Atomic Physics Otago

Single Atom

Did your school teacher ever tell you it was impossible to actually "see" a single atom? His or her argument may have been that because the size of the atom is much smaller than the wavelength of visible light, it is impossible to see. However, here at the University of Otago we have done just that! The trick is to isolate one atom away from any others.

The key element in the experimental setup is a single element, high numerical aperture (NA) ashperic lens placed inside the vacuum chamber in which the experiments take place. The use of the lens is twofold. First, by directing off-resonant light through the lens, we form a microscopic dipole trap such that one or more atoms can be trapped at the focal point of the lens.  Second, we can fluorescence image a trapped atom by exposing it to a beam of quasi-resonant light. Given that the atom is held by the dipole trap at approximately the focal point of the lens, a large portion of the scattered quasi-resonant light can be collected by the lens and directed onto an imaging device.

To trap between one and several atoms, we first create a high density compressed Magneto-Optical Trap (MOT) of Rubidium (Rb85) inside the vacuum chamber. By overlapping the cloud of laser cooled atoms with the focal point of the high NA lens, we load approximately 50 atoms into the microscopic dipole trap. To reduce the number of atoms held in the dipole trap, we drive light-assisted collisions by applying another beam of quasi-resonant light. By carefully tuning experimental parameters, we can make a collision between a pair of atoms lead with high probability to the loss of a single atom from the dipole trap. This process is repeated until only one atom remains in the dipole trap.

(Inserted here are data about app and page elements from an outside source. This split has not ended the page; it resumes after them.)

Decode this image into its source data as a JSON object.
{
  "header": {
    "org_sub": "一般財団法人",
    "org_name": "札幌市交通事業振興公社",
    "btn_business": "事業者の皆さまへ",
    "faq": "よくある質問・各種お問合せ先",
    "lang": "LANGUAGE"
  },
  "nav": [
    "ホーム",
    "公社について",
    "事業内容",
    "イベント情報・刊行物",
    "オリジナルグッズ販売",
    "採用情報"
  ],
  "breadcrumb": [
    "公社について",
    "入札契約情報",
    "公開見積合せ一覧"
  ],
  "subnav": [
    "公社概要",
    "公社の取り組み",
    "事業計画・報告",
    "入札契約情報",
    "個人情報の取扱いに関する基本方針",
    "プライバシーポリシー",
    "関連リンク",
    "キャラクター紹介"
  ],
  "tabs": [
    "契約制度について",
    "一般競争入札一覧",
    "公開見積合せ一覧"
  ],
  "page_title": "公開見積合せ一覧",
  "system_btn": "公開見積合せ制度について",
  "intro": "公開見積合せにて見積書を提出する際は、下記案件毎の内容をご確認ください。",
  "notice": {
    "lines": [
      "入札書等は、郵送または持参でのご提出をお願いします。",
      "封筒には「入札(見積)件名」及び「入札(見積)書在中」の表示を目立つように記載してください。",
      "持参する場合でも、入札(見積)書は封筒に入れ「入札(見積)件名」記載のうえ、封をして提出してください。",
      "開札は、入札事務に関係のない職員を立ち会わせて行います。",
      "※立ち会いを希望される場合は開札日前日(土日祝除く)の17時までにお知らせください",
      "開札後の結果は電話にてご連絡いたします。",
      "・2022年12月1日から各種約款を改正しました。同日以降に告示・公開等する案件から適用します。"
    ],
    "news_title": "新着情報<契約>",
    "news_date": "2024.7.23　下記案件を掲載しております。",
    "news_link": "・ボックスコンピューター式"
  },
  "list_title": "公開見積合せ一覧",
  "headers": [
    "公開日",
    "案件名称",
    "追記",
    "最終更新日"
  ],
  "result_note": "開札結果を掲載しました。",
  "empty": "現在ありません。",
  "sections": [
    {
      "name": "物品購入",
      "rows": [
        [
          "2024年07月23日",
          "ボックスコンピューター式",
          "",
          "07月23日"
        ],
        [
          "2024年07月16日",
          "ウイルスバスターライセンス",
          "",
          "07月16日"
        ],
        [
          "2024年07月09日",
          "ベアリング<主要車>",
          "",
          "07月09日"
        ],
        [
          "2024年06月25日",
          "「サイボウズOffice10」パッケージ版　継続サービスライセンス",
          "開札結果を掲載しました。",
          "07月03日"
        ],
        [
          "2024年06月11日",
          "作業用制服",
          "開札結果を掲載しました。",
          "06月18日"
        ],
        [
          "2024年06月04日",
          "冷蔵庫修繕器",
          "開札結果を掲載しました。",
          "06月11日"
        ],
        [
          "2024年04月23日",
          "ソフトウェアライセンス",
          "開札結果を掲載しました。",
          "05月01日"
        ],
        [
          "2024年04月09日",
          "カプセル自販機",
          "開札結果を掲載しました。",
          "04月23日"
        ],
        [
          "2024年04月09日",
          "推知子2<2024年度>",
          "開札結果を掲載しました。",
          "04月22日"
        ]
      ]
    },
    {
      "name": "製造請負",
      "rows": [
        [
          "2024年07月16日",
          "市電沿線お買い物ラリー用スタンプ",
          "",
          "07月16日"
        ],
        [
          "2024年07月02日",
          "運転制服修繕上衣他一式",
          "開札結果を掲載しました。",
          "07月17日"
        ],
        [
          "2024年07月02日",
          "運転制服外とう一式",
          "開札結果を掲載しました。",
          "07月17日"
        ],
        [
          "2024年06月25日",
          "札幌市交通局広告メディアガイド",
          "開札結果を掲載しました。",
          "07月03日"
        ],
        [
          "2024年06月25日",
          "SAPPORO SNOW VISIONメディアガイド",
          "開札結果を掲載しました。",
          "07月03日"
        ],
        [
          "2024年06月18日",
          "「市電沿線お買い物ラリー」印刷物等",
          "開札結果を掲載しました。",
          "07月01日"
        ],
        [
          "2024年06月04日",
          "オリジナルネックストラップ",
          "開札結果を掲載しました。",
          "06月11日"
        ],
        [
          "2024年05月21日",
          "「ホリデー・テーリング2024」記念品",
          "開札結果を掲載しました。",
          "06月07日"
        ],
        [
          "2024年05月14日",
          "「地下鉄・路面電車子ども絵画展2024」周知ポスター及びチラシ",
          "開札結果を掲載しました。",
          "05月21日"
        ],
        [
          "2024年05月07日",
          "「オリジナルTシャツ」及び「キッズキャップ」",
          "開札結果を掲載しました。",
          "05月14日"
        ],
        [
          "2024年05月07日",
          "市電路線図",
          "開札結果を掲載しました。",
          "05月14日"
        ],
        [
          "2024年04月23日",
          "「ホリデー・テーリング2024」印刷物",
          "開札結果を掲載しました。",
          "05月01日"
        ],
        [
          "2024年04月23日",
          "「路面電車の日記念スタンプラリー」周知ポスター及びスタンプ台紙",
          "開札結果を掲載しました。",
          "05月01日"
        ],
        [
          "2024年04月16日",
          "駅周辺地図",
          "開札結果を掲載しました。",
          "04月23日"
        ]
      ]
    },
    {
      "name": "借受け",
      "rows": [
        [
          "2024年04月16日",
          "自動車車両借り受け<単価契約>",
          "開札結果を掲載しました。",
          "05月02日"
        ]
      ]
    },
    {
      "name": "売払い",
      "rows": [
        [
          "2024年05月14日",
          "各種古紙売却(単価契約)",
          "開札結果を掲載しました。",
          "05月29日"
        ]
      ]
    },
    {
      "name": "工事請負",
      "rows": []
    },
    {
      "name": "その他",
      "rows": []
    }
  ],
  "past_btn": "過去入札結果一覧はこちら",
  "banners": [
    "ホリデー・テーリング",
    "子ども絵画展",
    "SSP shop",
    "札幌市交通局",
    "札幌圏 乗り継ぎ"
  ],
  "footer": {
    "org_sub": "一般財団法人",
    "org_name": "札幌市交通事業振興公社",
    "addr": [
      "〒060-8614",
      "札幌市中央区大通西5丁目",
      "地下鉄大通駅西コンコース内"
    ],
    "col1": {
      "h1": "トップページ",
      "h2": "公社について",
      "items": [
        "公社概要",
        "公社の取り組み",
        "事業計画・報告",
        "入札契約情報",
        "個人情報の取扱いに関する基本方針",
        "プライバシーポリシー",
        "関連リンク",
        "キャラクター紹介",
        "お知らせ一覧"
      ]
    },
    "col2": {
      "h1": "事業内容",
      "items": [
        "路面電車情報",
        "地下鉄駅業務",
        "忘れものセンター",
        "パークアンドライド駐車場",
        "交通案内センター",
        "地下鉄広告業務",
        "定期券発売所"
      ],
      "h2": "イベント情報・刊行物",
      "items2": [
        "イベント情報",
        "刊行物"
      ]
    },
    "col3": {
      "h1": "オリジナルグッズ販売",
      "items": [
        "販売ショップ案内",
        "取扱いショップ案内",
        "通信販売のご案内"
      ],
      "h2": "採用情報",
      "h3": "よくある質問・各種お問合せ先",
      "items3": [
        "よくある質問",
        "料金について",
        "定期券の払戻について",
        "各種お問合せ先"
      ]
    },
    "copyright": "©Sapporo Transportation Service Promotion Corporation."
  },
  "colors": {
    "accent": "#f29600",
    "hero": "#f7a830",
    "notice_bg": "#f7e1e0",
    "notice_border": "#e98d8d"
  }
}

The main idea is to excite the atom pair to a repulsive atom-atom potential using light that is blue detuned from resonance, thereby limiting the energy gained by the atom pair to the detuning.  At present, we can produce a single atom with a probability greater than 90%. 

Below: An image taken in our experiment of a single trapped Rubidium-85 atom.